▶ **Data**
------------------------

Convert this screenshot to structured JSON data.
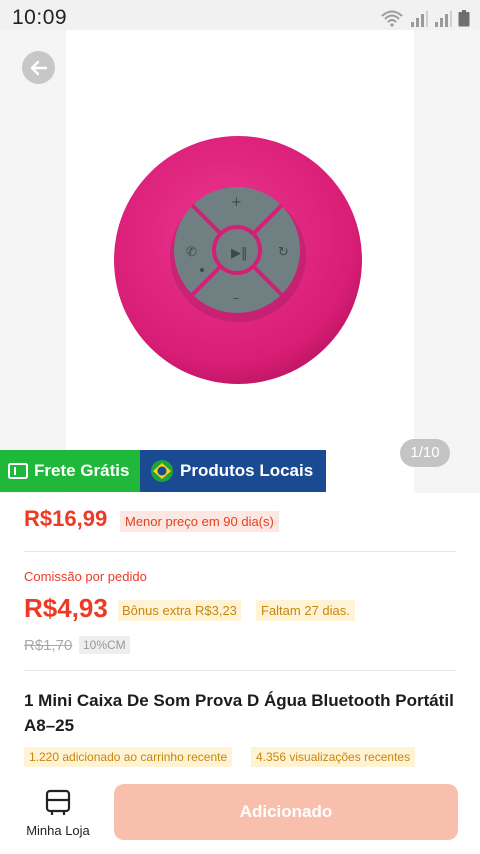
{
  "status_bar": {
    "time": "10:09",
    "icons": [
      "wifi-icon",
      "signal-icon",
      "signal-icon",
      "battery-icon"
    ]
  },
  "gallery": {
    "counter": "1/10",
    "back_icon": "arrow-left-icon"
  },
  "badges": {
    "free_shipping": "Frete Grátis",
    "local_products": "Produtos Locais"
  },
  "price": {
    "current": "R$16,99",
    "lowest_label": "Menor preço em 90 dia(s)"
  },
  "commission": {
    "label": "Comissão por pedido",
    "value": "R$4,93",
    "bonus": "Bônus extra R$3,23",
    "days_left": "Faltam 27 dias.",
    "old_value": "R$1,70",
    "rate": "10%CM"
  },
  "product": {
    "title": "1 Mini Caixa De Som Prova D Água Bluetooth Portátil A8–25",
    "cart_adds": "1.220 adicionado ao carrinho recente",
    "views": "4.356 visualizações recentes"
  },
  "bottom_bar": {
    "store_label": "Minha Loja",
    "added_label": "Adicionado"
  },
  "colors": {
    "price_red": "#ee3a24",
    "free_green": "#1fb83a",
    "local_blue": "#1a4b92",
    "speaker_pink": "#e0237d",
    "speaker_gray": "#6f7e80",
    "button_disabled": "#f8c0ac"
  }
}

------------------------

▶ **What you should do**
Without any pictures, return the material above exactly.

▶ **Exercise response**
Convert this screenshot to structured JSON data.
{
  "status_bar": {
    "time": "10:09",
    "icons": [
      "wifi-icon",
      "signal-icon",
      "signal-icon",
      "battery-icon"
    ]
  },
  "gallery": {
    "counter": "1/10",
    "back_icon": "arrow-left-icon"
  },
  "badges": {
    "free_shipping": "Frete Grátis",
    "local_products": "Produtos Locais"
  },
  "price": {
    "current": "R$16,99",
    "lowest_label": "Menor preço em 90 dia(s)"
  },
  "commission": {
    "label": "Comissão por pedido",
    "value": "R$4,93",
    "bonus": "Bônus extra R$3,23",
    "days_left": "Faltam 27 dias.",
    "old_value": "R$1,70",
    "rate": "10%CM"
  },
  "product": {
    "title": "1 Mini Caixa De Som Prova D Água Bluetooth Portátil A8–25",
    "cart_adds": "1.220 adicionado ao carrinho recente",
    "views": "4.356 visualizações recentes"
  },
  "bottom_bar": {
    "store_label": "Minha Loja",
    "added_label": "Adicionado"
  },
  "colors": {
    "price_red": "#ee3a24",
    "free_green": "#1fb83a",
    "local_blue": "#1a4b92",
    "speaker_pink": "#e0237d",
    "speaker_gray": "#6f7e80",
    "button_disabled": "#f8c0ac"
  }
}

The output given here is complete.